Michigan officials have terminated a contract with a firm analyzing a controversial petroleum pipeline that runs through the Great Lakes, due to an employee's alleged conflict of interest.
Enbridge's Line 5 pipeline, which runs under the Straits of Mackinac, has been the target of criticism for months. Det Norske Veritas Inc. (DNV GL) was one of two firms hired to conduct a risk analysis of the pipeline.
Environmentalists fear the pipeline, which is more than 60 years old, will rupture and contaminate the Great Lakes. But Enbridge officials say the pipeline remains stable.
The risk analysis was designed to address issues raised by critics. In 2016, Michigan hired two firms to handle the work: Det Norske Veritas and Dynamic Risk Assessment System.

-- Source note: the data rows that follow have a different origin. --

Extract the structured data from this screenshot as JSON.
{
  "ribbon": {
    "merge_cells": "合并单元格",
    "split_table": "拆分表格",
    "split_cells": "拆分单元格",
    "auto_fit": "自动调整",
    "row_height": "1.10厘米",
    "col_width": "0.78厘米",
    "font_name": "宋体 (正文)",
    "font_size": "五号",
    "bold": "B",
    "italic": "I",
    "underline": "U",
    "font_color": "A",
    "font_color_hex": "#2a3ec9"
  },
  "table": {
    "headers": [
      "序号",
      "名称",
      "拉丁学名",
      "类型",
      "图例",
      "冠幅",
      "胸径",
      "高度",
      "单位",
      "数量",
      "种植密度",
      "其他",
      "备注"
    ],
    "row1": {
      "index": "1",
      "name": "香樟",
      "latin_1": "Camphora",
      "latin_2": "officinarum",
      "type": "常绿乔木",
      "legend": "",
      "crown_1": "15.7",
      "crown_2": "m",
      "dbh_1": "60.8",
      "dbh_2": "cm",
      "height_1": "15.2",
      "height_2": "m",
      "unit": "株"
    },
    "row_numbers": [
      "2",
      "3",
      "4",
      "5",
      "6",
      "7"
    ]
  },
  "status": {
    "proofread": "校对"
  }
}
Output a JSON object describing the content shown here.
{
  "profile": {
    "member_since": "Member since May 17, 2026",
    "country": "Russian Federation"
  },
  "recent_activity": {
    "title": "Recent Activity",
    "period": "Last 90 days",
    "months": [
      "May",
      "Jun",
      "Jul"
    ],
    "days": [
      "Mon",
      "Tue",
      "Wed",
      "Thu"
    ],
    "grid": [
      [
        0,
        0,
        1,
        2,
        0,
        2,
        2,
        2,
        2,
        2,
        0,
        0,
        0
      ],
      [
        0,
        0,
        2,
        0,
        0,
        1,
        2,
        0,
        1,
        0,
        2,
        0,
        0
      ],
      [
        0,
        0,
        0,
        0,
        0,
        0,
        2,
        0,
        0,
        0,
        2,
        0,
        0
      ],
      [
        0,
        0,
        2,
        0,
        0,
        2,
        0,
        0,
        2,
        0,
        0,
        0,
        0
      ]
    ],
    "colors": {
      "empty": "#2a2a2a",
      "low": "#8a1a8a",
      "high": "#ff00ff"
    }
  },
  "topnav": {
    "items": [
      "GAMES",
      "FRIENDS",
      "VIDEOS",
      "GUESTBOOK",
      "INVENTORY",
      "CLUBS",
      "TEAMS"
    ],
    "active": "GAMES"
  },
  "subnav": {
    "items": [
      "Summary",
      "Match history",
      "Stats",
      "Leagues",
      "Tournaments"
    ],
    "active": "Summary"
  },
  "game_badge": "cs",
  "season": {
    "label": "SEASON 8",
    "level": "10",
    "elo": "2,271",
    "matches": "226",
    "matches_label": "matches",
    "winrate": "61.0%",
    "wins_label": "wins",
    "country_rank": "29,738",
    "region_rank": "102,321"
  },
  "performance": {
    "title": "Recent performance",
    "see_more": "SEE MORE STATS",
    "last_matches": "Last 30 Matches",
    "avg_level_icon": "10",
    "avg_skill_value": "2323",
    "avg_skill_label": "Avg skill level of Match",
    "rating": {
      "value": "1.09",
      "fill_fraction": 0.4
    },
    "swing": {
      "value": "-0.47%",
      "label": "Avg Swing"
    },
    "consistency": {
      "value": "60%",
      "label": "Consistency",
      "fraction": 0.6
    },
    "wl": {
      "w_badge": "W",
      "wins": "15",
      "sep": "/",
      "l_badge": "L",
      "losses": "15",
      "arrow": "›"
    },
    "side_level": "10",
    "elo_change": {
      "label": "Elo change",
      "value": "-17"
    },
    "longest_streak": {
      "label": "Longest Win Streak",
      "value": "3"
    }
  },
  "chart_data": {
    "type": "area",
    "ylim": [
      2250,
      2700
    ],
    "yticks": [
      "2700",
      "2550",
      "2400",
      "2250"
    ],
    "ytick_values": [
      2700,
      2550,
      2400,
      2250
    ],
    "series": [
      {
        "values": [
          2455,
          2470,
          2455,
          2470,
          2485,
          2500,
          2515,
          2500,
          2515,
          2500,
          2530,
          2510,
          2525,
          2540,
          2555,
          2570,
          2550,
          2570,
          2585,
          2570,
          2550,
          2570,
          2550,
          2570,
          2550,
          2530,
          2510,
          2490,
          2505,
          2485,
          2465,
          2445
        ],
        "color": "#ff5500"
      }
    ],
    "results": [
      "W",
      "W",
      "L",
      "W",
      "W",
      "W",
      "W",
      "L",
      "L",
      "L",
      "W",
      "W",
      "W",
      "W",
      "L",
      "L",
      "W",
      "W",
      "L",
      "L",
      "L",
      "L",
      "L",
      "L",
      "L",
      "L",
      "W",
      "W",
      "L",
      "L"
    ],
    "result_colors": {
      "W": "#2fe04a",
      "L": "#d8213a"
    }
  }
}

Michigan officials said that an employee involved in the Det Norske Veritas' analysis worked on a project for Enbridge while the risk analysis was being completed. Officials said that violated conflict of interest prohibitions in the contract.
The contract was terminated before the draft report was delivered to Michigan's project team.
“We took the initiative to terminate the contract based on our commitment to the complete integrity and transparency of this report. Ultimately the state will have to decide how to proceed with Line 5 and we can’t do that if there is any doubt regarding the nature of the information,” C. Heidi Grether, director of the Michigan Department of Environmental Quality, said in a statement.
The contract termination leaves Michigan “without a key piece needed to fully evaluate the financial risks associated with the pipeline that runs through our Great Lakes,” added Michigan Attorney General Bill Schuette. “Terminating the contract is the only option we have to maintain the integrity of the risk analysis.”
A spokesperson for Det Norske Veritas was not immediately available for comment.
Chris Kolb, president of the Michigan Environmental Council, called for state officials to release more details about the Det Norske Veritas report.
"In the interest of transparency, the state must disclose when and how they learned about this conflict of interest," Kolb said. "We also call on state leaders to make public any documents or drafts of the risk analysis. This will enable Michigan residents to trust that the contract was terminated only because of the conflict of interest, and not because of anything in the report."
Lisa Wozniak, executive director of the Michigan League of Conservation Voters, said in a statement that her organization "is glad the State is holding the line against conflicts of interest in this essential report, but too much is riding on this to go back to square one. The prudent course of action is to shut Line 5 down until it is proven safe."
Dynamic Risk Assessment's analysis will be delivered to the state project team by the end of this month, state officials said.
It will be posted on the Michigan Petroleum Pipeline website, www.mipetroleumpipelines.com, for public review and comment by the end of the month.